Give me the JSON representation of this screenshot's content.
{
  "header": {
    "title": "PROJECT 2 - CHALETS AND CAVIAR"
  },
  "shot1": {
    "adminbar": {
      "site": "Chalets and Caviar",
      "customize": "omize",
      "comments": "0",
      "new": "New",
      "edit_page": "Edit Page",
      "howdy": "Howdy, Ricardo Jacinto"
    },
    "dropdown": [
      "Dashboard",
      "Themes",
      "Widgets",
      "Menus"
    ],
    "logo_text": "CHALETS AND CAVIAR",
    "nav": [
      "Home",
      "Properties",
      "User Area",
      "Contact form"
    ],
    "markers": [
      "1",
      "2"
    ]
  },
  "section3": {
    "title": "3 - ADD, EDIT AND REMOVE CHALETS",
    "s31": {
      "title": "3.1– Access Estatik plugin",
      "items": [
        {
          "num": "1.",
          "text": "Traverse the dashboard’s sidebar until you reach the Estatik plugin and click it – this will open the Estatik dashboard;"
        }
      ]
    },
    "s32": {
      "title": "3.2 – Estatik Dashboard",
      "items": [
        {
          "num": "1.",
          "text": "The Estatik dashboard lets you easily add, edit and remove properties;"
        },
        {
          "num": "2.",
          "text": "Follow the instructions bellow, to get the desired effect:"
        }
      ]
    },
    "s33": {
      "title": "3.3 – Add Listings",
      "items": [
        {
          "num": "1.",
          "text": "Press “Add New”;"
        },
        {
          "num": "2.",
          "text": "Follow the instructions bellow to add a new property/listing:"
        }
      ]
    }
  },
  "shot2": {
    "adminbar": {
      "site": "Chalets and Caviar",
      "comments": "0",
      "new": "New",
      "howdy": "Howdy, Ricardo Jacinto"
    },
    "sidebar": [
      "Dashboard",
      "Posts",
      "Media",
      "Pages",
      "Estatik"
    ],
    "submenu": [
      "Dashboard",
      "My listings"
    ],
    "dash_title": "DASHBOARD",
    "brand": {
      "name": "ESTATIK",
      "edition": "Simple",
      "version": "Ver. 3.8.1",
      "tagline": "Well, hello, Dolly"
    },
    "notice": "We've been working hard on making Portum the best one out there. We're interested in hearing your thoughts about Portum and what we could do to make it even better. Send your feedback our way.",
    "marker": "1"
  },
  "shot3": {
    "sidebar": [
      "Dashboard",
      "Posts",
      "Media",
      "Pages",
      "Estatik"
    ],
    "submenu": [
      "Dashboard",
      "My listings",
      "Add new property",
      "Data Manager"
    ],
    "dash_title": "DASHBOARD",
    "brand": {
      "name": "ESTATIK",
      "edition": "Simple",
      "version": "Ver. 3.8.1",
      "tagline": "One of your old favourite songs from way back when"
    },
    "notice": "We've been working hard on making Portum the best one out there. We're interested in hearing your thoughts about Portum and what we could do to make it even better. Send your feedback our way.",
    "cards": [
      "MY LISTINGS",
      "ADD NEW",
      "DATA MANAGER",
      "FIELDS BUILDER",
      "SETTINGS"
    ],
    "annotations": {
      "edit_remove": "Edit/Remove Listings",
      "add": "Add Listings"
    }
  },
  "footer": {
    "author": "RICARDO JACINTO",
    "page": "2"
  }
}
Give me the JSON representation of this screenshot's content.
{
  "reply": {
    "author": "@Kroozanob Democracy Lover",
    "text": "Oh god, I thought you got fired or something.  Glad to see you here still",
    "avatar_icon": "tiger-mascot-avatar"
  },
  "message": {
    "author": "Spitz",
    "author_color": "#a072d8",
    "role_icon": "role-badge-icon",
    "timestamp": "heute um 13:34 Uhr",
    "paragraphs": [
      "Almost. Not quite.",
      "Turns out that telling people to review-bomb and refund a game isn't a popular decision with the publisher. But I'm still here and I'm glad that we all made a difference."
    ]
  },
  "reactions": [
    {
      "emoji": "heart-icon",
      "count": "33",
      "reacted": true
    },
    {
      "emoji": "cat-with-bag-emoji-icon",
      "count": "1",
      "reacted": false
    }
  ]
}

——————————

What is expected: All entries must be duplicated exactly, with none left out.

Task response:
Give me the JSON representation of this screenshot's content.
{
  "header": {
    "title": "PROJECT 2 - CHALETS AND CAVIAR"
  },
  "shot1": {
    "adminbar": {
      "site": "Chalets and Caviar",
      "customize": "omize",
      "comments": "0",
      "new": "New",
      "edit_page": "Edit Page",
      "howdy": "Howdy, Ricardo Jacinto"
    },
    "dropdown": [
      "Dashboard",
      "Themes",
      "Widgets",
      "Menus"
    ],
    "logo_text": "CHALETS AND CAVIAR",
    "nav": [
      "Home",
      "Properties",
      "User Area",
      "Contact form"
    ],
    "markers": [
      "1",
      "2"
    ]
  },
  "section3": {
    "title": "3 - ADD, EDIT AND REMOVE CHALETS",
    "s31": {
      "title": "3.1– Access Estatik plugin",
      "items": [
        {
          "num": "1.",
          "text": "Traverse the dashboard’s sidebar until you reach the Estatik plugin and click it – this will open the Estatik dashboard;"
        }
      ]
    },
    "s32": {
      "title": "3.2 – Estatik Dashboard",
      "items": [
        {
          "num": "1.",
          "text": "The Estatik dashboard lets you easily add, edit and remove properties;"
        },
        {
          "num": "2.",
          "text": "Follow the instructions bellow, to get the desired effect:"
        }
      ]
    },
    "s33": {
      "title": "3.3 – Add Listings",
      "items": [
        {
          "num": "1.",
          "text": "Press “Add New”;"
        },
        {
          "num": "2.",
          "text": "Follow the instructions bellow to add a new property/listing:"
        }
      ]
    }
  },
  "shot2": {
    "adminbar": {
      "site": "Chalets and Caviar",
      "comments": "0",
      "new": "New",
      "howdy": "Howdy, Ricardo Jacinto"
    },
    "sidebar": [
      "Dashboard",
      "Posts",
      "Media",
      "Pages",
      "Estatik"
    ],
    "submenu": [
      "Dashboard",
      "My listings"
    ],
    "dash_title": "DASHBOARD",
    "brand": {
      "name": "ESTATIK",
      "edition": "Simple",
      "version": "Ver. 3.8.1",
      "tagline": "Well, hello, Dolly"
    },
    "notice": "We've been working hard on making Portum the best one out there. We're interested in hearing your thoughts about Portum and what we could do to make it even better. Send your feedback our way.",
    "marker": "1"
  },
  "shot3": {
    "sidebar": [
      "Dashboard",
      "Posts",
      "Media",
      "Pages",
      "Estatik"
    ],
    "submenu": [
      "Dashboard",
      "My listings",
      "Add new property",
      "Data Manager"
    ],
    "dash_title": "DASHBOARD",
    "brand": {
      "name": "ESTATIK",
      "edition": "Simple",
      "version": "Ver. 3.8.1",
      "tagline": "One of your old favourite songs from way back when"
    },
    "notice": "We've been working hard on making Portum the best one out there. We're interested in hearing your thoughts about Portum and what we could do to make it even better. Send your feedback our way.",
    "cards": [
      "MY LISTINGS",
      "ADD NEW",
      "DATA MANAGER",
      "FIELDS BUILDER",
      "SETTINGS"
    ],
    "annotations": {
      "edit_remove": "Edit/Remove Listings",
      "add": "Add Listings"
    }
  },
  "footer": {
    "author": "RICARDO JACINTO",
    "page": "2"
  }
}
Give me the JSON representation of this screenshot's content.
{
  "reply": {
    "author": "@Kroozanob Democracy Lover",
    "text": "Oh god, I thought you got fired or something.  Glad to see you here still",
    "avatar_icon": "tiger-mascot-avatar"
  },
  "message": {
    "author": "Spitz",
    "author_color": "#a072d8",
    "role_icon": "role-badge-icon",
    "timestamp": "heute um 13:34 Uhr",
    "paragraphs": [
      "Almost. Not quite.",
      "Turns out that telling people to review-bomb and refund a game isn't a popular decision with the publisher. But I'm still here and I'm glad that we all made a difference."
    ]
  },
  "reactions": [
    {
      "emoji": "heart-icon",
      "count": "33",
      "reacted": true
    },
    {
      "emoji": "cat-with-bag-emoji-icon",
      "count": "1",
      "reacted": false
    }
  ]
}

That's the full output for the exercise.